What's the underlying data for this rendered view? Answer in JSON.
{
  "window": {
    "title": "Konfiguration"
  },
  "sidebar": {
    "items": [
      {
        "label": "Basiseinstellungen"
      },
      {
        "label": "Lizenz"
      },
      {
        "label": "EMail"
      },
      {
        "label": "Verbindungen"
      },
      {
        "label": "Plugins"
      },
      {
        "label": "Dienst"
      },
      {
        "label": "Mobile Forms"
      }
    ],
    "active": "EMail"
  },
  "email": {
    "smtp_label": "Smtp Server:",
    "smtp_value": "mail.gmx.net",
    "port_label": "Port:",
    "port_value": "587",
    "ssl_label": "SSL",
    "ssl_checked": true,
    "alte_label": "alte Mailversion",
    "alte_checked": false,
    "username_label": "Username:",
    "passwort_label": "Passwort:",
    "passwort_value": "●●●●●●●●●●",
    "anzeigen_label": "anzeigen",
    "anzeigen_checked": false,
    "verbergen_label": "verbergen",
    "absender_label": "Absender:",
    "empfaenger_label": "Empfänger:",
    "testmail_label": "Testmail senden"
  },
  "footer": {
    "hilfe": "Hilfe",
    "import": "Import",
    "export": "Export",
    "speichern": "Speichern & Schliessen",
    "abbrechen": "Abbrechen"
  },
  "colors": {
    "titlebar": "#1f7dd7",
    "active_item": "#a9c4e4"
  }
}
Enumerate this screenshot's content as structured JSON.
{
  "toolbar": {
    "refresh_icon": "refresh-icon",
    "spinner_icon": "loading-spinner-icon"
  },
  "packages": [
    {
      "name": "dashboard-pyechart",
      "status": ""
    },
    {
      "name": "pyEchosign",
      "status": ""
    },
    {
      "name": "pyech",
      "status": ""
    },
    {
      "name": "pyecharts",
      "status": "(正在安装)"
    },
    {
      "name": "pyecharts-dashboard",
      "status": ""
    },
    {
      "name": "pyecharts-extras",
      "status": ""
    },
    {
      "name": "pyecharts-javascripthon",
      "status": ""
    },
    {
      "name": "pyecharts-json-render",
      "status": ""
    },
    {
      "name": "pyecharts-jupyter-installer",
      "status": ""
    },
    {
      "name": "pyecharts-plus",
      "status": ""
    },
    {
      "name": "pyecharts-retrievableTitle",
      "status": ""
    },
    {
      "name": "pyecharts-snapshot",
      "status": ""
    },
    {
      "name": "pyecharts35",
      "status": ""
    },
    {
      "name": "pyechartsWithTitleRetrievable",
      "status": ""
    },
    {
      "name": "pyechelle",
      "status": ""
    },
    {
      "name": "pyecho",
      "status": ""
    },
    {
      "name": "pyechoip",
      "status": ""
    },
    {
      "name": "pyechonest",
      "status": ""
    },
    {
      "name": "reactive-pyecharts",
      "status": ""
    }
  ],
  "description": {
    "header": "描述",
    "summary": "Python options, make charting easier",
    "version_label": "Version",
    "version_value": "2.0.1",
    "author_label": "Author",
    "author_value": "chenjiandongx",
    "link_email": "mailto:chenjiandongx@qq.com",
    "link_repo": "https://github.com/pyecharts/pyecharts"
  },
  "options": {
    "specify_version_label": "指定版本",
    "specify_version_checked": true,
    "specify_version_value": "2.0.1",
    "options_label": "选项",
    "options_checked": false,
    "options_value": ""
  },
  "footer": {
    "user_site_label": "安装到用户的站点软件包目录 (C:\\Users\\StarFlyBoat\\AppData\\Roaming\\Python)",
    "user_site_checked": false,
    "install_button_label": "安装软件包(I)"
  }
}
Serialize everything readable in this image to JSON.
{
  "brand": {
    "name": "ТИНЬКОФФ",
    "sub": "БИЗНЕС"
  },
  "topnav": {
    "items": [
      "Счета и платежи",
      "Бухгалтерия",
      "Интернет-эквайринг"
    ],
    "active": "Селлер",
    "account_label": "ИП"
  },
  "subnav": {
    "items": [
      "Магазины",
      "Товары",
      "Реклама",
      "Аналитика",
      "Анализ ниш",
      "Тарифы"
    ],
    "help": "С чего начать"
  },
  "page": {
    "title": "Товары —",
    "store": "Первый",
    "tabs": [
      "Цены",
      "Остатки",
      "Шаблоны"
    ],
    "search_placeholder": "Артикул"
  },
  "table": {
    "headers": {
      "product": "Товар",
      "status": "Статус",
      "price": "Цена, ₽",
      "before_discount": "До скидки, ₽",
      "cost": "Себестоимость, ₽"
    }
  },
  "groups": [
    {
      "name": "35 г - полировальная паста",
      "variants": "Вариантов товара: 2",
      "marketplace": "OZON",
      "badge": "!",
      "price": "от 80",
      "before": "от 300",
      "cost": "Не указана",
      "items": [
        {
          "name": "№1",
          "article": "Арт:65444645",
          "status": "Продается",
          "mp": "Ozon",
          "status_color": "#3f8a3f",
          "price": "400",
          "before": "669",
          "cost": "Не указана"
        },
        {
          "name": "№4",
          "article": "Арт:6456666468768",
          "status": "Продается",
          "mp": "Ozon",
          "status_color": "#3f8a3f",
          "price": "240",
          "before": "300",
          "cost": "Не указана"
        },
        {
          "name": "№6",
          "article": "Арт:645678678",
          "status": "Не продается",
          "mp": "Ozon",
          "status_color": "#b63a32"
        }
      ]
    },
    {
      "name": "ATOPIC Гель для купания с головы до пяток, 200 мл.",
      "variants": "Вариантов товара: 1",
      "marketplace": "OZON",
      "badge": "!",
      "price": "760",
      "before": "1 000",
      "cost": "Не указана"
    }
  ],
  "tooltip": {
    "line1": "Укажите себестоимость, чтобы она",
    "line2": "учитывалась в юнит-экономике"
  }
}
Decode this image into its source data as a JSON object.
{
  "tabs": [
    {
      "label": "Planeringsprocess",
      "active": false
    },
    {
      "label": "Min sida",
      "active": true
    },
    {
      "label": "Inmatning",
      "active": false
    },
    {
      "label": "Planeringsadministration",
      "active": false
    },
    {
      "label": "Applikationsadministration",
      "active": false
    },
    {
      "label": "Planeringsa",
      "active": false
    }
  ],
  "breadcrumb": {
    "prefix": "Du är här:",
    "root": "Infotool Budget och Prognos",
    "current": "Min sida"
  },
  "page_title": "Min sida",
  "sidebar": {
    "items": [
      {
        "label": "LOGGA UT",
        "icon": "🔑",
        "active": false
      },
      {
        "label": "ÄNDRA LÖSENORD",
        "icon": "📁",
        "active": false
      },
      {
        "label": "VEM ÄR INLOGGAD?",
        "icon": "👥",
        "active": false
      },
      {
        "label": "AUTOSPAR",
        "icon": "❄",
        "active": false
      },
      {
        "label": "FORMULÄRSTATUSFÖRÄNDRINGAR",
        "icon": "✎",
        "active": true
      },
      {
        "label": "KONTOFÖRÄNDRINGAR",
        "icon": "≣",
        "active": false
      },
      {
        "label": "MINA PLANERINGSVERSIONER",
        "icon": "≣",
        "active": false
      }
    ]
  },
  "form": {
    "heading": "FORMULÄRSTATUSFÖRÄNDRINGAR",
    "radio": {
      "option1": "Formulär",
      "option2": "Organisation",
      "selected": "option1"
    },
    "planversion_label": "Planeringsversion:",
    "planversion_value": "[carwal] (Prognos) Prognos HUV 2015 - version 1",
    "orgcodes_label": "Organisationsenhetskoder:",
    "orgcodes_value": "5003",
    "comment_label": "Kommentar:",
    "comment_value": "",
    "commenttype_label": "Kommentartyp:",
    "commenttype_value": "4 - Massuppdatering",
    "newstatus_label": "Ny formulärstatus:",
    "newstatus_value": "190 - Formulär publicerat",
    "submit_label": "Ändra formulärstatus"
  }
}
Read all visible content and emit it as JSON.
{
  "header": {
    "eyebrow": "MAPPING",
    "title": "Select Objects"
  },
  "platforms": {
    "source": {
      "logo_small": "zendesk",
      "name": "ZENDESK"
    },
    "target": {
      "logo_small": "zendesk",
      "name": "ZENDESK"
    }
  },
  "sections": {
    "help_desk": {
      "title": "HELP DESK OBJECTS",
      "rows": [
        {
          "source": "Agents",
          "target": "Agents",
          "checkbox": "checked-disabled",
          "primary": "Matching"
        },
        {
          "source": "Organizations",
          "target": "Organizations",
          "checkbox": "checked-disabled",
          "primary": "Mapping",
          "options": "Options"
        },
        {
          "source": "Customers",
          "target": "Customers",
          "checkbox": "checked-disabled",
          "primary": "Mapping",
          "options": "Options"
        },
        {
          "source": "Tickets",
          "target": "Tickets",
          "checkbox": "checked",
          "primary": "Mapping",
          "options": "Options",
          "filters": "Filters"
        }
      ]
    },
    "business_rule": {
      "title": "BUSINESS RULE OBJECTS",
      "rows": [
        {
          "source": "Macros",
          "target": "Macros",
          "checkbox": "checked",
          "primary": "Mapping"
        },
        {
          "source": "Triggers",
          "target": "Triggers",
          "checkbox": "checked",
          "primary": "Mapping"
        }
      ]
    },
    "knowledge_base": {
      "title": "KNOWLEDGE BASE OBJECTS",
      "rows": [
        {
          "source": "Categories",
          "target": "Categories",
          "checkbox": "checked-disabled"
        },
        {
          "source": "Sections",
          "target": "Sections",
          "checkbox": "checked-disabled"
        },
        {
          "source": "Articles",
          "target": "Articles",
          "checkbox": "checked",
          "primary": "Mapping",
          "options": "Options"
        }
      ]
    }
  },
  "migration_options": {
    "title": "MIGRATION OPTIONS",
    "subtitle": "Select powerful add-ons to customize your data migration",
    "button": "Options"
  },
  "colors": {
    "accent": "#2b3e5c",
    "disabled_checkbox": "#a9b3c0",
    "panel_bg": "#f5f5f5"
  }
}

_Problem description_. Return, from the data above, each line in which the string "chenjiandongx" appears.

_Answer section_.
    "author_value": "chenjiandongx",
    "link_email": "mailto:chenjiandongx@qq.com",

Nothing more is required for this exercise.